We think of Pilgrims as religious refugees fleeing from such horrendous oppression that the dangers of an unknown country were welcome. The fact is the first puritans to New England were by virtue of their journey- mariners though they didn’t actually sail the ship. They hired professional sailors for that job; however, with the problems they faced at sea, they may as well have been.
Many aren’t aware that the pilgrims started out not on one but two ships. The Speedwell and the Mayflower. Twice they set out on their voyage, and twice they were forced to turn back when the Speedwell produced more leaks than Wiki-leaks. In fact, the Pilgrims had wracked up over 300 nautical miles at sea when the it leaked so badly it would have sunk had they continued.
When the Mayflower resumed its journey on September 06, 1620, it was under chaotic conditions. A hundred and two passengers were forced to crowd together in such close quarters that whole families stayed behind while others were separated and members left in port.
Once at sea, the Pilgrims found the voyage went fairly smoothly. Then the storms of the North Atlantic struck and the passengers must have thought they entered hell. Seasickness was rampant on a ship that pitched wildly in the ocean. One man was swept overboard. William Bradford, the leader of the group, noted that it was God’s way of punishing a proud and haughty man. God must have been having a bad day if that was true.
When the storms continued to batter the ship mercilessly, the captain ordered the ship to heave to, furling the sails lest the ferocious winds snap the mast in half. Surely the Pilgrims must have thought they would never see land again as they rode the pitching sea for days at a time making no head way.
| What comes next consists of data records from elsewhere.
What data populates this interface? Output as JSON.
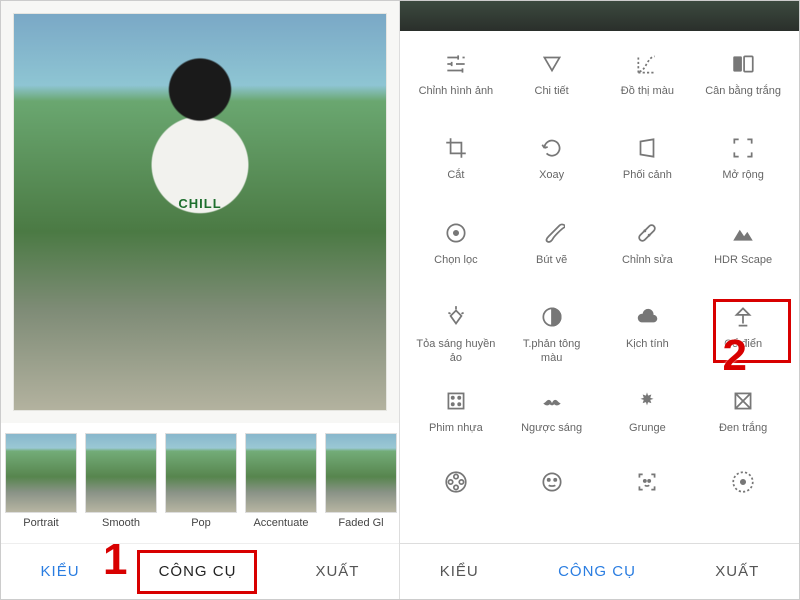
{
  "left": {
    "filters": [
      {
        "label": "Portrait"
      },
      {
        "label": "Smooth"
      },
      {
        "label": "Pop"
      },
      {
        "label": "Accentuate"
      },
      {
        "label": "Faded Gl"
      }
    ],
    "bottombar": {
      "kieu": "KIỂU",
      "congcu": "CÔNG CỤ",
      "xuat": "XUẤT"
    },
    "annot1": "1"
  },
  "right": {
    "tools": [
      [
        {
          "icon": "tune",
          "label": "Chỉnh hình ảnh"
        },
        {
          "icon": "triangle-down",
          "label": "Chi tiết"
        },
        {
          "icon": "curve",
          "label": "Đồ thị màu"
        },
        {
          "icon": "wb",
          "label": "Cân bằng trắng"
        }
      ],
      [
        {
          "icon": "crop",
          "label": "Cắt"
        },
        {
          "icon": "rotate",
          "label": "Xoay"
        },
        {
          "icon": "perspective",
          "label": "Phối cảnh"
        },
        {
          "icon": "expand",
          "label": "Mở rộng"
        }
      ],
      [
        {
          "icon": "target",
          "label": "Chọn lọc"
        },
        {
          "icon": "brush",
          "label": "Bút vẽ"
        },
        {
          "icon": "bandage",
          "label": "Chỉnh sửa"
        },
        {
          "icon": "mountain",
          "label": "HDR Scape"
        }
      ],
      [
        {
          "icon": "diamond-rays",
          "label": "Tỏa sáng huyền ảo"
        },
        {
          "icon": "contrast",
          "label": "T.phản tông màu"
        },
        {
          "icon": "cloud",
          "label": "Kịch tính"
        },
        {
          "icon": "lamp",
          "label": "Cổ điển"
        }
      ],
      [
        {
          "icon": "filmstrip",
          "label": "Phim nhựa"
        },
        {
          "icon": "mustache",
          "label": "Ngược sáng"
        },
        {
          "icon": "splat",
          "label": "Grunge"
        },
        {
          "icon": "bw",
          "label": "Đen trắng"
        }
      ],
      [
        {
          "icon": "reel",
          "label": ""
        },
        {
          "icon": "face",
          "label": ""
        },
        {
          "icon": "scanface",
          "label": ""
        },
        {
          "icon": "dots",
          "label": ""
        }
      ]
    ],
    "bottombar": {
      "kieu": "KIỂU",
      "congcu": "CÔNG CỤ",
      "xuat": "XUẤT"
    },
    "annot2": "2"
  }
}
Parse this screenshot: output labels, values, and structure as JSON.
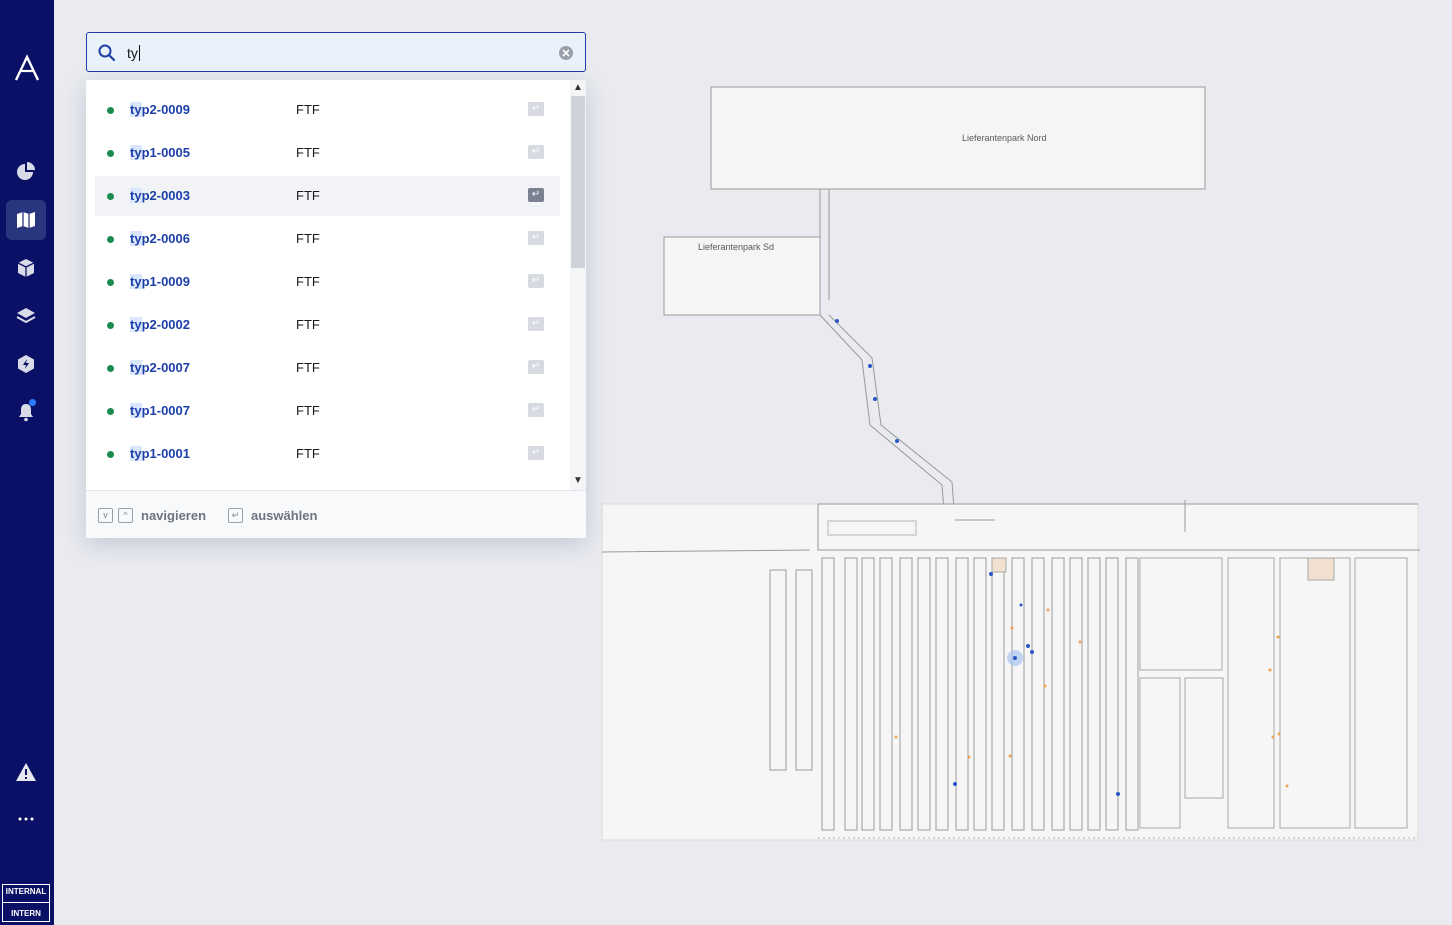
{
  "sidebar": {
    "badge_line1": "INTERNAL",
    "badge_line2": "INTERN",
    "nav": [
      "dashboard",
      "map",
      "packages",
      "layers",
      "automation",
      "notifications"
    ],
    "active": "map"
  },
  "search": {
    "value": "ty",
    "placeholder": ""
  },
  "results": [
    {
      "prefix": "ty",
      "rest": "p2-0009",
      "type": "FTF"
    },
    {
      "prefix": "ty",
      "rest": "p1-0005",
      "type": "FTF"
    },
    {
      "prefix": "ty",
      "rest": "p2-0003",
      "type": "FTF"
    },
    {
      "prefix": "ty",
      "rest": "p2-0006",
      "type": "FTF"
    },
    {
      "prefix": "ty",
      "rest": "p1-0009",
      "type": "FTF"
    },
    {
      "prefix": "ty",
      "rest": "p2-0002",
      "type": "FTF"
    },
    {
      "prefix": "ty",
      "rest": "p2-0007",
      "type": "FTF"
    },
    {
      "prefix": "ty",
      "rest": "p1-0007",
      "type": "FTF"
    },
    {
      "prefix": "ty",
      "rest": "p1-0001",
      "type": "FTF"
    }
  ],
  "selected_index": 2,
  "footer": {
    "navigate": "navigieren",
    "select": "auswählen"
  },
  "map": {
    "zone_north": "Lieferantenpark Nord",
    "zone_south": "Lieferantenpark Sd"
  },
  "colors": {
    "sidebar": "#0a1066",
    "accent": "#1d3fa8",
    "status_online": "#1b8a4e"
  }
}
At one point, the main beam of the ship threatened to split apart from the violent beating of the sea. One of the passengers volunteered what is described as a giant screw to hold it together. With no Coast Guard to intercede, it’s a good thing he was there. Continue reading